Joseph Underhill, program director of the Nobel Peace Prize Forum talks with the Star Tribune’s John Rash about how ICAN’s award “fits very squarely within the mandate and framework of the Nobel Peace Prize as outlined in the will of Alfred Nobel, given its emphasis on disarmament, peace conferences and promotion of fraternity among nations.”
Geneva-based International Coalition to Abolish Nuclear Weapons (ICAN) was awarded the 2017 Nobel Peace Prize for “its work to draw attention to the catastrophic humanitarian consequences of any use of nuclear weapons and for its groundbreaking efforts to achieve a treaty-based prohibition of such weapons.”
Weapons are “seen as an ongoing concern,” but that the Nobel committee was clearly “signaling concern about the current risks of nuclear conflict given the level of tension and the rhetoric around the Korean Peninsula and the leadership in both the U.S. and North Korea” adds Underhill, who is also an associate professor of political science at Augsburg University, where the Nobel Peace Prize Forum took place last month.

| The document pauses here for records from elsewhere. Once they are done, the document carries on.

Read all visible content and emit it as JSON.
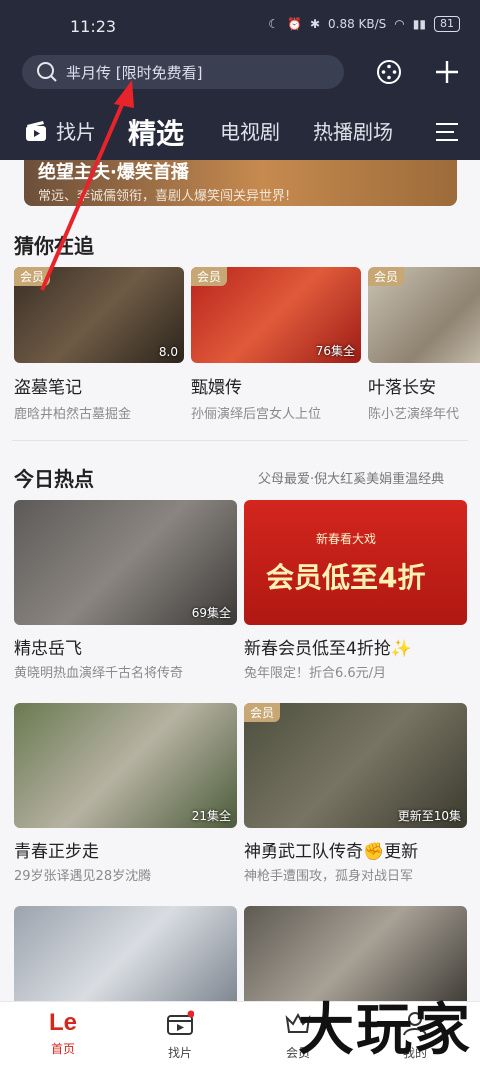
{
  "status": {
    "time": "11:23",
    "net": "0.88 KB/S",
    "battery": "81"
  },
  "search": {
    "placeholder": "芈月传 [限时免费看]"
  },
  "nav": {
    "items": [
      "找片",
      "精选",
      "电视剧",
      "热播剧场"
    ]
  },
  "banner": {
    "title": "绝望主夫·爆笑首播",
    "subtitle": "常远、李诚儒领衔，喜剧人爆笑闯关异世界!"
  },
  "sections": {
    "following": {
      "title": "猜你在追",
      "cards": [
        {
          "badge": "会员",
          "corner": "8.0",
          "title": "盗墓笔记",
          "subtitle": "鹿晗井柏然古墓掘金"
        },
        {
          "badge": "会员",
          "corner": "76集全",
          "title": "甄嬛传",
          "subtitle": "孙俪演绎后宫女人上位"
        },
        {
          "badge": "会员",
          "corner": "",
          "title": "叶落长安",
          "subtitle": "陈小艺演绎年代"
        }
      ]
    },
    "hot": {
      "title": "今日热点",
      "subtitle": "父母最爱·倪大红奚美娟重温经典",
      "cards": [
        {
          "badge": "",
          "corner": "69集全",
          "title": "精忠岳飞",
          "subtitle": "黄晓明热血演绎千古名将传奇"
        },
        {
          "badge": "",
          "corner": "",
          "title": "新春会员低至4折抢✨",
          "subtitle": "兔年限定！折合6.6元/月",
          "promo_top": "新春看大戏",
          "promo_main": "会员低至4折"
        },
        {
          "badge": "",
          "corner": "21集全",
          "title": "青春正步走",
          "subtitle": "29岁张译遇见28岁沈腾"
        },
        {
          "badge": "会员",
          "corner": "更新至10集",
          "title": "神勇武工队传奇✊更新",
          "subtitle": "神枪手遭围攻，孤身对战日军"
        }
      ]
    }
  },
  "tabbar": {
    "items": [
      "首页",
      "找片",
      "会员",
      "我的"
    ],
    "logo": "Le"
  },
  "watermark": "大玩家",
  "colors": {
    "header": "#262a3a",
    "accent": "#d7261e",
    "badge": "#c7a774"
  }
}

(MINNEAPOLIS) — Members of the public have a unique opportunity to build knowledge and understanding of issues that have and continue to shape our world through a book club that is offered in partnership by the Hennepin County Library and Nobel Peace Prize Forum. Participants will explore the stories and writings of leading authors and public figures this summer, in advance of the 2017 Nobel Peace Prize Forum slated for September 15-16 at Augsburg College.
“Engaged citizens who participate in the NPPF Book Club will gain considerate understanding of some issues and topics we will dig into at the Forum this September,” said Joe Underhill, program director of the NPPF. “In times of great flux and ongoing violence, developing dialogue across differences and compassion for our global neighbors is a key to building the understanding that leads to peacemaking.”
“We are honored to partner with such a venerable institution as the NPPF to offer this opportunity for our community,” said Stephanie Steinwedel, program and events manager for Hennepin County Library. “At a time when our world feels increasingly divided, bringing community members together to discuss ways we can strengthen the ties that bind us feels more important than ever.”